The first excerpt represents the past or something you must release, and is drawn from The Mountains by Stewart Edward White:

of clear spiritual insight.

This combination of dignity, immobility, and a certain serene detachment has on me very much the same effect as does a mountain against the sky. It is quite unlike the impression made by any other tree, however large, and is lovable.

We entered the Giant Forest by a trail that climbed. Always we entered desirable places by trails that climbed or dropped. Our access to paradise was never easy. About halfway up we met five pack-mules and two men coming down. For some

The second excerpt represents the present or the deciding factor of the moment, and is drawn from The Mucker by Edgar Rice Burroughs:

intending to spend the night and crept quietly toward him.
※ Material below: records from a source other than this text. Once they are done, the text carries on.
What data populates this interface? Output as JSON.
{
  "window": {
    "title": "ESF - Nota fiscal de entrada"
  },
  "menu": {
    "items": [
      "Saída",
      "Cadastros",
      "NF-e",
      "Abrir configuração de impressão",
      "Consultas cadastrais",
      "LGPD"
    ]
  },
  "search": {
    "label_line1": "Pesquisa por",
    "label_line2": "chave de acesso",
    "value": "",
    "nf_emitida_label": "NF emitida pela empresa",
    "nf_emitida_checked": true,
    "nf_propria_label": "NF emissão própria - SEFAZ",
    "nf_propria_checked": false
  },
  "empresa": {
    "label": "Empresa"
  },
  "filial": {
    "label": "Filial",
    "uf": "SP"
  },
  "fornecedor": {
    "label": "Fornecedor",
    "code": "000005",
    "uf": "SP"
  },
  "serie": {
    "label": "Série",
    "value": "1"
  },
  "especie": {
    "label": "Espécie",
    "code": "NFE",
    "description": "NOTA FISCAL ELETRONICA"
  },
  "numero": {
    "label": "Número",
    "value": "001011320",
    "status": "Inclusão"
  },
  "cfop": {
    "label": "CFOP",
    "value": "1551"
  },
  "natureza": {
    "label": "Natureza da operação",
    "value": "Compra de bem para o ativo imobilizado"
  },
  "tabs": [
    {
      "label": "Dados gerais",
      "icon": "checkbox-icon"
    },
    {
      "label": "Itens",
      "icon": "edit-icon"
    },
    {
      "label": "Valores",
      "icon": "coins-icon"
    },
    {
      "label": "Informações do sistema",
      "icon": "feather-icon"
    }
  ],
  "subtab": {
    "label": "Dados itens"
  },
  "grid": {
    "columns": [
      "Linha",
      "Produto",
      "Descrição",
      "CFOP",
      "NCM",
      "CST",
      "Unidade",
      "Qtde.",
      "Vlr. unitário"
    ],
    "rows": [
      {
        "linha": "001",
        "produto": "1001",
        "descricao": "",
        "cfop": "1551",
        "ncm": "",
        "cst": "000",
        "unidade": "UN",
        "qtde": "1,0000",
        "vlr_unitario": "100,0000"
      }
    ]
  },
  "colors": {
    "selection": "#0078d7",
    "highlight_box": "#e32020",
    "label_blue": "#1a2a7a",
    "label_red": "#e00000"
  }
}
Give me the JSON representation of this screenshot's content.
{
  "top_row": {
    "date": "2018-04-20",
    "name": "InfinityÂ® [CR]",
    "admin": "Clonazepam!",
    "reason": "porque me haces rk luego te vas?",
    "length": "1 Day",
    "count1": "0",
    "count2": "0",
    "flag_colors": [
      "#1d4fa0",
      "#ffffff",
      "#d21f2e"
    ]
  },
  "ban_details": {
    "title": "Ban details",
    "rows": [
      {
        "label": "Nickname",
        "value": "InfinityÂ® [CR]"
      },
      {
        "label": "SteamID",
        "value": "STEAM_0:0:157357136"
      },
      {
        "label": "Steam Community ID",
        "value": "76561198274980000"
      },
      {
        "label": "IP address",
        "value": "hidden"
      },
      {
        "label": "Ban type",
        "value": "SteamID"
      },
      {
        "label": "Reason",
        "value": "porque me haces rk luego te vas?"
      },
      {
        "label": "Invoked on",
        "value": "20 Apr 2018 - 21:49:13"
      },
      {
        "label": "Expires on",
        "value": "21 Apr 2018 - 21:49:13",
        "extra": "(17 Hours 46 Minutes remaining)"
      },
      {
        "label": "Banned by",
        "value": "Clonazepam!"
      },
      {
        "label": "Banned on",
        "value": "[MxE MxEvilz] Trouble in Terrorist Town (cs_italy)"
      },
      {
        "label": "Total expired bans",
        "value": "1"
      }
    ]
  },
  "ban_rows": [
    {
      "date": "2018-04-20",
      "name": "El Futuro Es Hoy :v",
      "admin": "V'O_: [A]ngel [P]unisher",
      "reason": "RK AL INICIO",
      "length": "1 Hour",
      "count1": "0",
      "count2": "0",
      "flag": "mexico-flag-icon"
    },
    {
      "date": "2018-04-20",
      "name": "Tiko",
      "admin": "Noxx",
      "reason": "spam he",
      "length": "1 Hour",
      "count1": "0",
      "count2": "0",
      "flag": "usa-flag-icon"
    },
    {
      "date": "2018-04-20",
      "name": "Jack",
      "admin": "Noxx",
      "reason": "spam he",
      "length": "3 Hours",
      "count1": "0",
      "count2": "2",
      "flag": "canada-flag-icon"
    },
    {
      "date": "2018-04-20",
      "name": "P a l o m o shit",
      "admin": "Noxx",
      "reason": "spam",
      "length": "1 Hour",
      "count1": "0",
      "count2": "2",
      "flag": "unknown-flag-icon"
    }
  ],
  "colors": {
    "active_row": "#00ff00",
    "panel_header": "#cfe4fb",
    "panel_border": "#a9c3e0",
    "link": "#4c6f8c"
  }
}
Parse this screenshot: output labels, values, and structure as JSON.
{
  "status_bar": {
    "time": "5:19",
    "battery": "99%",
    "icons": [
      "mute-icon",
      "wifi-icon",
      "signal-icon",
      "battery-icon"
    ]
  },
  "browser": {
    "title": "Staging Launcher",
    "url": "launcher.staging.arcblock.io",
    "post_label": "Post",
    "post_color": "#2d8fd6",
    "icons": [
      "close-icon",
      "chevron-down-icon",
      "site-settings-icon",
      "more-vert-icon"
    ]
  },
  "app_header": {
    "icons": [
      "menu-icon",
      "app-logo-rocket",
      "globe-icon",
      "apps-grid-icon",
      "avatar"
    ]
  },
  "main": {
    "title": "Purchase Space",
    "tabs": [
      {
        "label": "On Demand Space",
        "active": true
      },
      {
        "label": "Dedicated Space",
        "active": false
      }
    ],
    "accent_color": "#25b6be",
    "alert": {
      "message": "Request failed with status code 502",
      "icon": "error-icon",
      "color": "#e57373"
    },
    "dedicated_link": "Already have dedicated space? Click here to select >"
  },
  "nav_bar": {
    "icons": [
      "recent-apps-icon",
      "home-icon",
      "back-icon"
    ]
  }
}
Billy was busily engaged in peering through the little window into the interior of the old Indian's hovel. He saw an American in earnest conversation with Jose. Who could the man be? Billy did not recognize him; but presently Jose answered the question.

"It shall be done as you wish, Senor Grayson," he said.

"Ah!" thought Billy; "the foreman of El Orobo. I wonder what business he has with this old scoundrel--and at night."

What other thoughts Billy might have had upon the subject were rudely interrupted by four energetic gentlemen in his

The Mucker
The third excerpt represents the future or something you must embrace, and is drawn from Allan Quatermain by H. Rider Haggard:

us that we had better try and hire these men, and accordingly on the following morning we started to interview the party, accompanied by an interpreter.

In due course we found them in a mud hut on the outskirts of the town. Three of the men were sitting outside the hut, and fine frank-looking fellows they were, having a more or less civilized appearance. To them we cautiously opened the object of our visit, at first with very scant success. They declared that they could not entertain any such idea, that they were worn and weary with long travelling, and that their hearts were sore at the loss of their master. They meant to go back to their homes and rest

Allan Quatermain